From the records below, take each line where the string "name" shows up and copy it.
***** Records supplied *****
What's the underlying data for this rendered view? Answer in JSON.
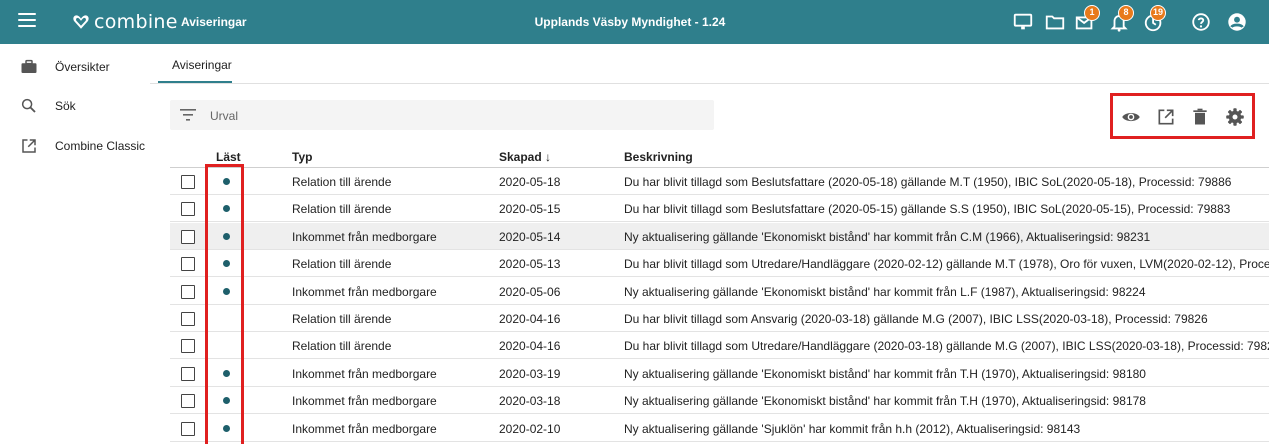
{
  "topbar": {
    "brand": "combine",
    "app_title": "Aviseringar",
    "center_title": "Upplands Väsby Myndighet - 1.24",
    "icons": [
      {
        "name": "monitor-icon",
        "badge": ""
      },
      {
        "name": "folder-icon",
        "badge": ""
      },
      {
        "name": "mail-icon",
        "badge": "1"
      },
      {
        "name": "bell-icon",
        "badge": "8"
      },
      {
        "name": "clock-icon",
        "badge": "19"
      },
      {
        "name": "help-icon",
        "badge": ""
      },
      {
        "name": "account-icon",
        "badge": ""
      }
    ],
    "color": "#2f7f8c"
  },
  "sidebar": {
    "items": [
      {
        "label": "Översikter",
        "icon": "briefcase-icon"
      },
      {
        "label": "Sök",
        "icon": "search-icon"
      },
      {
        "label": "Combine Classic",
        "icon": "open-external-icon"
      }
    ]
  },
  "main": {
    "tab_label": "Aviseringar",
    "filter_label": "Urval",
    "actions": [
      "eye-icon",
      "open-external-icon",
      "trash-icon",
      "gear-icon"
    ]
  },
  "table": {
    "columns": {
      "read": "Läst",
      "type": "Typ",
      "created": "Skapad ↓",
      "description": "Beskrivning"
    },
    "rows": [
      {
        "read": true,
        "type": "Relation till ärende",
        "created": "2020-05-18",
        "description": "Du har blivit tillagd som Beslutsfattare (2020-05-18) gällande M.T (1950), IBIC SoL(2020-05-18), Processid: 79886"
      },
      {
        "read": true,
        "type": "Relation till ärende",
        "created": "2020-05-15",
        "description": "Du har blivit tillagd som Beslutsfattare (2020-05-15) gällande S.S (1950), IBIC SoL(2020-05-15), Processid: 79883"
      },
      {
        "read": true,
        "type": "Inkommet från medborgare",
        "created": "2020-05-14",
        "description": "Ny aktualisering gällande 'Ekonomiskt bistånd' har kommit från C.M (1966), Aktualiseringsid: 98231"
      },
      {
        "read": true,
        "type": "Relation till ärende",
        "created": "2020-05-13",
        "description": "Du har blivit tillagd som Utredare/Handläggare (2020-02-12) gällande M.T (1978), Oro för vuxen, LVM(2020-02-12), Proce..."
      },
      {
        "read": true,
        "type": "Inkommet från medborgare",
        "created": "2020-05-06",
        "description": "Ny aktualisering gällande 'Ekonomiskt bistånd' har kommit från L.F (1987), Aktualiseringsid: 98224"
      },
      {
        "read": false,
        "type": "Relation till ärende",
        "created": "2020-04-16",
        "description": "Du har blivit tillagd som Ansvarig (2020-03-18) gällande M.G (2007), IBIC LSS(2020-03-18), Processid: 79826"
      },
      {
        "read": false,
        "type": "Relation till ärende",
        "created": "2020-04-16",
        "description": "Du har blivit tillagd som Utredare/Handläggare (2020-03-18) gällande M.G (2007), IBIC LSS(2020-03-18), Processid: 7982"
      },
      {
        "read": true,
        "type": "Inkommet från medborgare",
        "created": "2020-03-19",
        "description": "Ny aktualisering gällande 'Ekonomiskt bistånd' har kommit från T.H (1970), Aktualiseringsid: 98180"
      },
      {
        "read": true,
        "type": "Inkommet från medborgare",
        "created": "2020-03-18",
        "description": "Ny aktualisering gällande 'Ekonomiskt bistånd' har kommit från T.H (1970), Aktualiseringsid: 98178"
      },
      {
        "read": true,
        "type": "Inkommet från medborgare",
        "created": "2020-02-10",
        "description": "Ny aktualisering gällande 'Sjuklön' har kommit från h.h (2012), Aktualiseringsid: 98143"
      }
    ],
    "highlight_row": 2
  }
}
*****
*Written reply*:
        "name": "monitor-icon",
        "name": "folder-icon",
        "name": "mail-icon",
        "name": "bell-icon",
        "name": "clock-icon",
        "name": "help-icon",
        "name": "account-icon",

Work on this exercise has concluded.